June 10, 1863. * I have the honor to enclose herein duplicate copies of the “Liberia Herald,” and beg leave to call your attention to "An act confining and restrictiny foreigu vessels to ports of entry from and after the first day of January, A. D. 1865."
AN ACT confirming and restricting foreign vessels to ports of entry. It is enacted by the senate and house of representatives of the republic of Liberia in legislature assembled:
Sec. 1. That from and after the first day of January, A. D. 1865, (eighteen hundred and sixty-five,) no foreign vessel or vessels arriving on the coast of Liberia from any port or place, or Liberian vessels engaged in the foreign trade, shall be allowed to trade at any point or parts, but at ports of entry that are now or may hereafter be created by the legislature of this republic.
Sec. 2. It is further enacted, that from and after the first day of January, 1865, (eighteeu hundred and sixty-five,) all foreign vessels are by this act prohibited from landing or delivering any goods, wares, or merchandise, of whatsoever kind, at any point or part of the coast of the republic of Liberia, except at such points or parts of the coast of this republic as are now or may be declared by the legislature of the republic of Liberia to be ports of entry and delivery.
Sec. 3. It is further enacted, that any foreign vessel or vessels violating any of the provisions of this act shall be seized by any revenue or naval officer of this republic, and brought to the nearest port of entry and delivery, (as in the opinion of the revenue or commanding naval officer may deem expedient,) and delivered into the custody of the national officer of the admiralty court of the county into which said vessel or vessels shall be brought; and upon adjudication and conviction before said court, the master of said vessel shall be fined in a sum of not less than five thousand por more than ten thousand dollars.
Approved February 4, 1863.
Gaboon River-HENRY MAY, Consul.
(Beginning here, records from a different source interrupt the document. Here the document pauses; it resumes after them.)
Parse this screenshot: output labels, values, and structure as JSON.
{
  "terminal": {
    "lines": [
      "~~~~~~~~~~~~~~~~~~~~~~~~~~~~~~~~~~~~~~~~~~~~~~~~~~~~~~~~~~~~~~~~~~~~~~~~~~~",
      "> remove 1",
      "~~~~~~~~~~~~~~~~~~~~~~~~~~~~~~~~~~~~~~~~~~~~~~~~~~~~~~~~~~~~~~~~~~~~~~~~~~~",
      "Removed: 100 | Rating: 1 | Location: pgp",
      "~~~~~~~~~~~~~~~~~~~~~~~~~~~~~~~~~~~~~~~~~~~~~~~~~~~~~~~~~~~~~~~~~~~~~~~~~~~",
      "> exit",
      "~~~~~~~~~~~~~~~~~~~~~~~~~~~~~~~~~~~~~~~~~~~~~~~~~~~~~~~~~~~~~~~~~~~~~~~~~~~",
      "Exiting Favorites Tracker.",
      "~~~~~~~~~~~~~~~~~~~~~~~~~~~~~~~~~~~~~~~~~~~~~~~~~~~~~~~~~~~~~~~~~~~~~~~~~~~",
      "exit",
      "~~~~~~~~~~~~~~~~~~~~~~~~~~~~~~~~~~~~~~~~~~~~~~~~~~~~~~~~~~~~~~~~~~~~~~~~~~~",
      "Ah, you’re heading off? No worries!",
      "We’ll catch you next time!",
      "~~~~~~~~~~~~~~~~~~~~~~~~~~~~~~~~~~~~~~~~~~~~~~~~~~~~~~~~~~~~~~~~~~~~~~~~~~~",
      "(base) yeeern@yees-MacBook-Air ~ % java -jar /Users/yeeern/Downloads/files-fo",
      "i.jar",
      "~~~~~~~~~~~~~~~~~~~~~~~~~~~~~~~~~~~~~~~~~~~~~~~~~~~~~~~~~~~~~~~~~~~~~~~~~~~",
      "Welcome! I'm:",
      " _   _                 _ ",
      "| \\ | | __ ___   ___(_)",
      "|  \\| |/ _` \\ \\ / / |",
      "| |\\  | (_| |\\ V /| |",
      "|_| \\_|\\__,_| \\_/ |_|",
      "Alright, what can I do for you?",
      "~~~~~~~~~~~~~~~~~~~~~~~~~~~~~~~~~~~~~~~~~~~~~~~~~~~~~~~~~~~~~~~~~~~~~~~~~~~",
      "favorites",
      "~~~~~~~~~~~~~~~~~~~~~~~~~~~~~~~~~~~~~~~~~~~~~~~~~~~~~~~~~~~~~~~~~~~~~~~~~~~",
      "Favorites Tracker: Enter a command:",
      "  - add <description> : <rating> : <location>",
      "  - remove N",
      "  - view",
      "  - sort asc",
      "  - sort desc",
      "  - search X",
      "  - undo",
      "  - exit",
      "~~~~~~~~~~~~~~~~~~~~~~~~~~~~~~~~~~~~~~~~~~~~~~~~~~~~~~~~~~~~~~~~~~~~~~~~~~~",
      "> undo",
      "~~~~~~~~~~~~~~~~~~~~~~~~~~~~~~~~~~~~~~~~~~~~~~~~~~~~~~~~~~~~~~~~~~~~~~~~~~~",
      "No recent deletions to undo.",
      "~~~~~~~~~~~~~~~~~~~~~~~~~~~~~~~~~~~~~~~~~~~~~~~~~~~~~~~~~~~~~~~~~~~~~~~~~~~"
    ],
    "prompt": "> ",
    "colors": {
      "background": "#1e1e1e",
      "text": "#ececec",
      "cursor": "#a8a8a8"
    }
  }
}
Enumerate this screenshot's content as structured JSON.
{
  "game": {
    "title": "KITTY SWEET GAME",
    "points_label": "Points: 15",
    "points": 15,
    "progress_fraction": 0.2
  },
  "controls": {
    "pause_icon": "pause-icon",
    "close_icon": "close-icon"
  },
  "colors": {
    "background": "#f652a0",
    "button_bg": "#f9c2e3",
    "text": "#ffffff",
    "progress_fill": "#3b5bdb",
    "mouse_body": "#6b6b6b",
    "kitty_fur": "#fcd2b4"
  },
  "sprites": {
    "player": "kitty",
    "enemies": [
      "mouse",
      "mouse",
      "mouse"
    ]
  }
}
June 16, 1863. I would beg leave to state that the trade between the United States and this port is very limited. During the past year there have been but three American vessels in this river. These belonged to a single firm in the city of New York. No consular books have been kept in this place; but, according to my best information, there have not been more than three American vessels here during any one year for the past three years. I know of no American vessel expected here at present.
The trade of this river is principally in the hands of the English. The exports from this port during the past year were: ivory, 25 tons ; bar-wood, 2,000 tons; rubber, 125 tons; also small quantities of beeswax, gum-copal, and ebony.
The American trade at this port since my arrival (November 3, 1862) has not exceeded $1,200.